Meanwhile polling data indicated that a large majority of people in the US support the measures and are more worried about a too-rapid reopening. The protests got a lot of attention in the news, but in reality only a very small percentage of the population participated. As I tell my children when scary things happen, it’s “news” precisely because it doesn’t happen all time time. Where I live, the vast majority of people are wearing masks outside and try to keep 6 feet distant even in grocery store lines. We notice the exceptions because they are the exceptions.
From my perspective the real evil that is happening right now is taking place among a powerful minority who are enriching themselves further, blocking common-sense supports, diverting money and resources, giving license to expressions of hatred, and being careless of the power of their words … I’m not sure I can continue with this.
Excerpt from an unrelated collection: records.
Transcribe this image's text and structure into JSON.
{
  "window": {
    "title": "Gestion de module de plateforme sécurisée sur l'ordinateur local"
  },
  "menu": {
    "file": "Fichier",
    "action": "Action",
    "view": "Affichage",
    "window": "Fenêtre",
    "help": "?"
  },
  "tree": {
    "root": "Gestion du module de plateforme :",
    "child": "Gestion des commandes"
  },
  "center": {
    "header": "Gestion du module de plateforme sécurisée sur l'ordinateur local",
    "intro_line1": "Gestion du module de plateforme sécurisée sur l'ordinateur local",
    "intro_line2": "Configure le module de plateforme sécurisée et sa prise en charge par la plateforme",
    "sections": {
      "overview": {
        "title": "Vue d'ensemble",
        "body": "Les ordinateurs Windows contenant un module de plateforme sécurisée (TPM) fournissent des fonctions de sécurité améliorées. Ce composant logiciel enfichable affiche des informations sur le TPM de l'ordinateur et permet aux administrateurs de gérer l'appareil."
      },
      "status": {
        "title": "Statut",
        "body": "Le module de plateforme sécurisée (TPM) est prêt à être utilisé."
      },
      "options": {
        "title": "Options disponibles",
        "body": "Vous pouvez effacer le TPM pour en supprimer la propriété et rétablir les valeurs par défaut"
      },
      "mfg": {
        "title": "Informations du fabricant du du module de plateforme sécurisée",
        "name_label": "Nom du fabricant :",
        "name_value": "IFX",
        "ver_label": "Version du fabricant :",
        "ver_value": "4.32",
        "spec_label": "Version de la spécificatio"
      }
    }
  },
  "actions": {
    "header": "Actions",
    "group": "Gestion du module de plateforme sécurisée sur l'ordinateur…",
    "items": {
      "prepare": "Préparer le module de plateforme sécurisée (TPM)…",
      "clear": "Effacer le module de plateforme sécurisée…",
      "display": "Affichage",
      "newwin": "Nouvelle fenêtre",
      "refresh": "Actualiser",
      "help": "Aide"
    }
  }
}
There are people with blood on their hands, people who could have prevented deaths and did not.
I pray that there is a reckoning ahead. The principle of pikuach nefesh, saving human life, is deeply embedded in Jewish law and custom, and these recent weeks have made it clear that the US needs to make huge strides in providing universal healthcare, childcare, and internet access, a living wage, and a safe working environment for everyone. Because it turns out that caring for the people who care for us all is in the best interests of everybody.
Meanwhile, humans everywhere are facing an unknown amount of time in the desert, not knowing what will feed us spiritually and emotionally — and for plenty of people, literally. We are dealing with loss and uncertainty, stress and trauma, and the past is looking awfully good sometimes, just as it did for the complaining Israelites. But we can’t go back there. We can only go forward.